= TASK ITEM =
A verbatim copy of the records below, pictures omitted, is the task.

= App and web page records =
#####

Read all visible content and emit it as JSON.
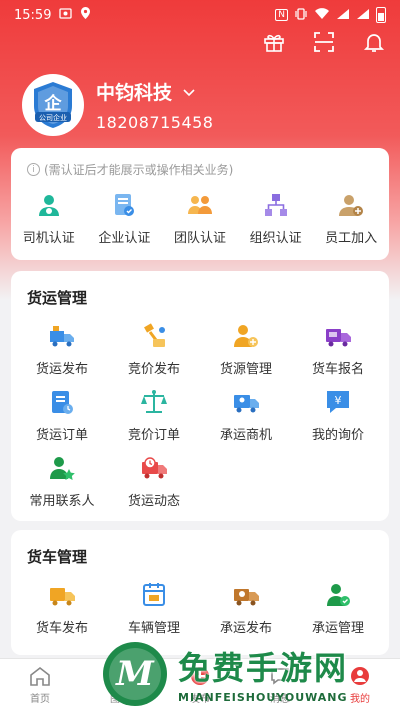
{
  "status_bar": {
    "time": "15:59",
    "signal_text": "N"
  },
  "header": {
    "company_name": "中钧科技",
    "phone": "18208715458",
    "avatar_badge": "公司企业",
    "avatar_glyph": "企"
  },
  "certification": {
    "notice": "(需认证后才能展示或操作相关业务)",
    "items": [
      {
        "label": "司机认证",
        "icon": "driver-icon",
        "color": "#1fb79a"
      },
      {
        "label": "企业认证",
        "icon": "enterprise-icon",
        "color": "#4a9ae8"
      },
      {
        "label": "团队认证",
        "icon": "team-icon",
        "color": "#f39a3a"
      },
      {
        "label": "组织认证",
        "icon": "org-icon",
        "color": "#8a6de0"
      },
      {
        "label": "员工加入",
        "icon": "employee-add-icon",
        "color": "#c9a16a"
      }
    ]
  },
  "freight": {
    "title": "货运管理",
    "items": [
      {
        "label": "货运发布",
        "icon": "freight-publish-icon",
        "color": "#3a8ee6"
      },
      {
        "label": "竞价发布",
        "icon": "bid-publish-icon",
        "color": "#f0a524"
      },
      {
        "label": "货源管理",
        "icon": "source-manage-icon",
        "color": "#f0a524"
      },
      {
        "label": "货车报名",
        "icon": "truck-signup-icon",
        "color": "#8a3fc8"
      },
      {
        "label": "货运订单",
        "icon": "freight-order-icon",
        "color": "#3a8ee6"
      },
      {
        "label": "竞价订单",
        "icon": "bid-order-icon",
        "color": "#2bb5a0"
      },
      {
        "label": "承运商机",
        "icon": "carrier-opportunity-icon",
        "color": "#3a8ee6"
      },
      {
        "label": "我的询价",
        "icon": "my-inquiry-icon",
        "color": "#3a8ee6"
      },
      {
        "label": "常用联系人",
        "icon": "contacts-icon",
        "color": "#1e9a4a"
      },
      {
        "label": "货运动态",
        "icon": "freight-news-icon",
        "color": "#e84a4a"
      }
    ]
  },
  "trucks": {
    "title": "货车管理",
    "items": [
      {
        "label": "货车发布",
        "icon": "truck-publish-icon",
        "color": "#f0a524"
      },
      {
        "label": "车辆管理",
        "icon": "vehicle-manage-icon",
        "color": "#3a8ee6"
      },
      {
        "label": "承运发布",
        "icon": "carry-publish-icon",
        "color": "#c0772c"
      },
      {
        "label": "承运管理",
        "icon": "carry-manage-icon",
        "color": "#1e9a4a"
      }
    ]
  },
  "tabbar": {
    "tabs": [
      {
        "label": "首页",
        "icon": "home-icon"
      },
      {
        "label": "图鉴",
        "icon": "catalog-icon"
      },
      {
        "label": "发布",
        "icon": "publish-icon"
      },
      {
        "label": "消息",
        "icon": "message-icon"
      },
      {
        "label": "我的",
        "icon": "profile-icon"
      }
    ]
  },
  "watermark": {
    "cn": "免费手游网",
    "en": "MIANFEISHOUYOUWANG",
    "logo_letter": "M"
  }
}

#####

= SOLVED PROBLEM =
Read all visible content and emit it as JSON.
{
  "status_bar": {
    "time": "15:59",
    "signal_text": "N"
  },
  "header": {
    "company_name": "中钧科技",
    "phone": "18208715458",
    "avatar_badge": "公司企业",
    "avatar_glyph": "企"
  },
  "certification": {
    "notice": "(需认证后才能展示或操作相关业务)",
    "items": [
      {
        "label": "司机认证",
        "icon": "driver-icon",
        "color": "#1fb79a"
      },
      {
        "label": "企业认证",
        "icon": "enterprise-icon",
        "color": "#4a9ae8"
      },
      {
        "label": "团队认证",
        "icon": "team-icon",
        "color": "#f39a3a"
      },
      {
        "label": "组织认证",
        "icon": "org-icon",
        "color": "#8a6de0"
      },
      {
        "label": "员工加入",
        "icon": "employee-add-icon",
        "color": "#c9a16a"
      }
    ]
  },
  "freight": {
    "title": "货运管理",
    "items": [
      {
        "label": "货运发布",
        "icon": "freight-publish-icon",
        "color": "#3a8ee6"
      },
      {
        "label": "竞价发布",
        "icon": "bid-publish-icon",
        "color": "#f0a524"
      },
      {
        "label": "货源管理",
        "icon": "source-manage-icon",
        "color": "#f0a524"
      },
      {
        "label": "货车报名",
        "icon": "truck-signup-icon",
        "color": "#8a3fc8"
      },
      {
        "label": "货运订单",
        "icon": "freight-order-icon",
        "color": "#3a8ee6"
      },
      {
        "label": "竞价订单",
        "icon": "bid-order-icon",
        "color": "#2bb5a0"
      },
      {
        "label": "承运商机",
        "icon": "carrier-opportunity-icon",
        "color": "#3a8ee6"
      },
      {
        "label": "我的询价",
        "icon": "my-inquiry-icon",
        "color": "#3a8ee6"
      },
      {
        "label": "常用联系人",
        "icon": "contacts-icon",
        "color": "#1e9a4a"
      },
      {
        "label": "货运动态",
        "icon": "freight-news-icon",
        "color": "#e84a4a"
      }
    ]
  },
  "trucks": {
    "title": "货车管理",
    "items": [
      {
        "label": "货车发布",
        "icon": "truck-publish-icon",
        "color": "#f0a524"
      },
      {
        "label": "车辆管理",
        "icon": "vehicle-manage-icon",
        "color": "#3a8ee6"
      },
      {
        "label": "承运发布",
        "icon": "carry-publish-icon",
        "color": "#c0772c"
      },
      {
        "label": "承运管理",
        "icon": "carry-manage-icon",
        "color": "#1e9a4a"
      }
    ]
  },
  "tabbar": {
    "tabs": [
      {
        "label": "首页",
        "icon": "home-icon"
      },
      {
        "label": "图鉴",
        "icon": "catalog-icon"
      },
      {
        "label": "发布",
        "icon": "publish-icon"
      },
      {
        "label": "消息",
        "icon": "message-icon"
      },
      {
        "label": "我的",
        "icon": "profile-icon"
      }
    ]
  },
  "watermark": {
    "cn": "免费手游网",
    "en": "MIANFEISHOUYOUWANG",
    "logo_letter": "M"
  }
}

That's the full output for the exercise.